In Shields v. Barrow, 58 U.S. (17 How.) 130, 15 L. Ed. 158 (1855), the Supreme Court stated that there were, in addition to formal parties, two other classes of parties


Persons having an interest in the controversy, and who ought to be made parties, in order that the court may act on that rule which requires it to decide on, and finally determine the entire controversy, and do complete justice, by adjusting all the rights involved in it. These persons are commonly termed necessary parties; but if their interests are separable from those of the parties before the court, so that the court can proceed to a decree, and do complete and final justice, without affecting other persons not before the court, the latter are not indispensable parties. 3. Persons who not only have an interest in the controversy, but an interest of such a nature that a final decree cannot be made without either affecting that interest, or leaving the controversy in such a condition that its final termination may be wholly inconsistent with equity and good conscience
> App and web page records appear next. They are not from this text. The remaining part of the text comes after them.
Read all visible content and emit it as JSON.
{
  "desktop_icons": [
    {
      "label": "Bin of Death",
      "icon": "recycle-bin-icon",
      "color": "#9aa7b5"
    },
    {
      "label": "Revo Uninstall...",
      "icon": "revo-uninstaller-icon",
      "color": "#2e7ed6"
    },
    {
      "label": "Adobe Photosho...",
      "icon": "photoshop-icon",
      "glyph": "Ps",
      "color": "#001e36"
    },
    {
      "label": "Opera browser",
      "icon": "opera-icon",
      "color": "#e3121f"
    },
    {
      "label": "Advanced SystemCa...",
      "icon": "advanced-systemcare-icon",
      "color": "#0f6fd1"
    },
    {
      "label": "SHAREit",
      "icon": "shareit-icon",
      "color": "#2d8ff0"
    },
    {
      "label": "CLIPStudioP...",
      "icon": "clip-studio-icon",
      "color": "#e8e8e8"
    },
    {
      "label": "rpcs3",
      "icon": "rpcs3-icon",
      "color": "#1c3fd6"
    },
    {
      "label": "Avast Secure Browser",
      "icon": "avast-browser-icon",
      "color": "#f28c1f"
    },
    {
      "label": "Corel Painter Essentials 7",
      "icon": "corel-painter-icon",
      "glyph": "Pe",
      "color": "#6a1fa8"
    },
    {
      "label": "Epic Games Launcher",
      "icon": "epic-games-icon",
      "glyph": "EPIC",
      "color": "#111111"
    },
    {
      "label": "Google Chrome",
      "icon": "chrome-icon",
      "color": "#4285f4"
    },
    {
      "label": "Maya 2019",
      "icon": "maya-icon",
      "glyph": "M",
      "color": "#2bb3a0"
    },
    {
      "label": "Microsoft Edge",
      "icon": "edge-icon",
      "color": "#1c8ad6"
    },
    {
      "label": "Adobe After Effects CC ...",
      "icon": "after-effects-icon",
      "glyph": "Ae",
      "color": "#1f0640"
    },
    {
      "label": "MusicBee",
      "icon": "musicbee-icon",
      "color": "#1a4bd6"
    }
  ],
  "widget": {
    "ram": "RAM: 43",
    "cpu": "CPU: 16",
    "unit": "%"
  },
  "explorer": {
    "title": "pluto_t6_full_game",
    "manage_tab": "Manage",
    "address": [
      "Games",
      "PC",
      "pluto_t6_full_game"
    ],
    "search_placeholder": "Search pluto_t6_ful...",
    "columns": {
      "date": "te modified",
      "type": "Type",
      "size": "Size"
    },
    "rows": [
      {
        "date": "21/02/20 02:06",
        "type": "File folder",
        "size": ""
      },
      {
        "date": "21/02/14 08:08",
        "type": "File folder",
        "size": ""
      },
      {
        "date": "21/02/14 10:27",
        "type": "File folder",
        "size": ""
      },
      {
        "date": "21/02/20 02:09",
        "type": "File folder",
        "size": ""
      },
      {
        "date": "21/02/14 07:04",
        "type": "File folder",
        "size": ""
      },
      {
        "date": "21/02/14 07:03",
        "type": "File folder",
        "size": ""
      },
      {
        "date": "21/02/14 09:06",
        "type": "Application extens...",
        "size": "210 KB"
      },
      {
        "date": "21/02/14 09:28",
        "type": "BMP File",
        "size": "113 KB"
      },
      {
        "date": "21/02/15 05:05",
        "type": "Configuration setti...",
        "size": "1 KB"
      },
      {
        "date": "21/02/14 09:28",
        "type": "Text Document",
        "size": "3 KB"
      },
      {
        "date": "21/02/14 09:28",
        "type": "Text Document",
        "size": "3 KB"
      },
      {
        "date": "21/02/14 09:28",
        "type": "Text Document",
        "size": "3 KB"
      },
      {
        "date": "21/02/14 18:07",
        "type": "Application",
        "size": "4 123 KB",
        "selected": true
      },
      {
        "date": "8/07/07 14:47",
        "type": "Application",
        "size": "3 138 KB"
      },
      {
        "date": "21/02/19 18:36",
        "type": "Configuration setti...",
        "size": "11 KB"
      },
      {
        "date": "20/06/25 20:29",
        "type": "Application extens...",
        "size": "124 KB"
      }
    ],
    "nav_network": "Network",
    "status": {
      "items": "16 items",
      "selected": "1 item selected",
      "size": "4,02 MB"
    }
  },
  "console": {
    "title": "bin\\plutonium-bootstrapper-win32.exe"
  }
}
While this language may be faulted for its vagueness, it should be clear that the court was suggesting by its "equity and good conscience" language, a flexible approach to deciding if a particular person was "indispensable." That language has of course been inserted in new Rule 19(b).


In Provident Tradesmens Bank & Trust Co. v. Patterson, 390 U.S. 102, 109-11, 88 S. Ct. 733 738, 19 L. Ed. 2d 936 (1968), the Court suggested four interests to be considered in deciding whether a court should proceed without a party having an interest in the litigation

First, the plaintiff has an interest in having a forum. Before the trial, the strength of this interest obviously depends upon whether a satisfactory alternative forum exists. On appeal, if the plaintiff has won, he has a strong additional interest in preserving his judgment. Second, the defendant may properly wish to avoid multiple litigation, or inconsistent relief, or sole responsibility for a liability he shares with another.....

Third, there is the interest of the outsider whom it would have been desirable to join ... (T)he court must consider the extent to which the judgment may "as a practical matter impair or impede his ability to protect" his interest in the subject matter....

Fourth, there remains the interest of the courts and the public in complete, consistent, and efficient settlement of controversies. We read the Rule's third criterion, whether the judgment issued in the absence of the nonjoined person will be "adequate," to refer to this public stake in settling disputes by wholes, whenever possible, for clearly the plaintiff, who himself chose both the forum and the parties defendant, will not be heard to complain about the sufficiency of the relief obtainable against them. After trial, considerations of efficiency of course include the fact that the time and expense of a trial have already been spent.

(Footnotes omitted.)


N.Y.C.P.L.R. § 303 (McKinney 1972) provides as follows:

The commencement of an action in the state by a person not subject to personal jurisdiction is a designation by him of his attorney appearing in the action or of the clerk of the court if no attorney appears, as agent, during the pendency of the action, for service of a summons in any separate action in which such a person is a defendant and another party to the action is a plaintiff if such separate action would have been permitted as a counterclaim had the action been brought in the supreme court.


N.Y.C.P.L.R. § 302(b) (McKinney Supp.1974) provides as follows:

Personal jurisdiction over non-resident defendant. A court in any matrimonial action or family court proceeding involving a demand for support or alimony may exercise personal jurisdiction over the respondent or defendant notwithstanding the fact that he or she no longer is a resident or domiciliary of this state, or over his or her executor or administrator, if the party seeking support is a resident of or domiciled in this state at the time such demand is made, provided that this state was the matrimonial domicile of the parties before their separation, or the defendant abandoned the plaintiff in this state, or the obligation to pay support or alimony or alimony accrued under the laws of this state or under an agreement executed in this state.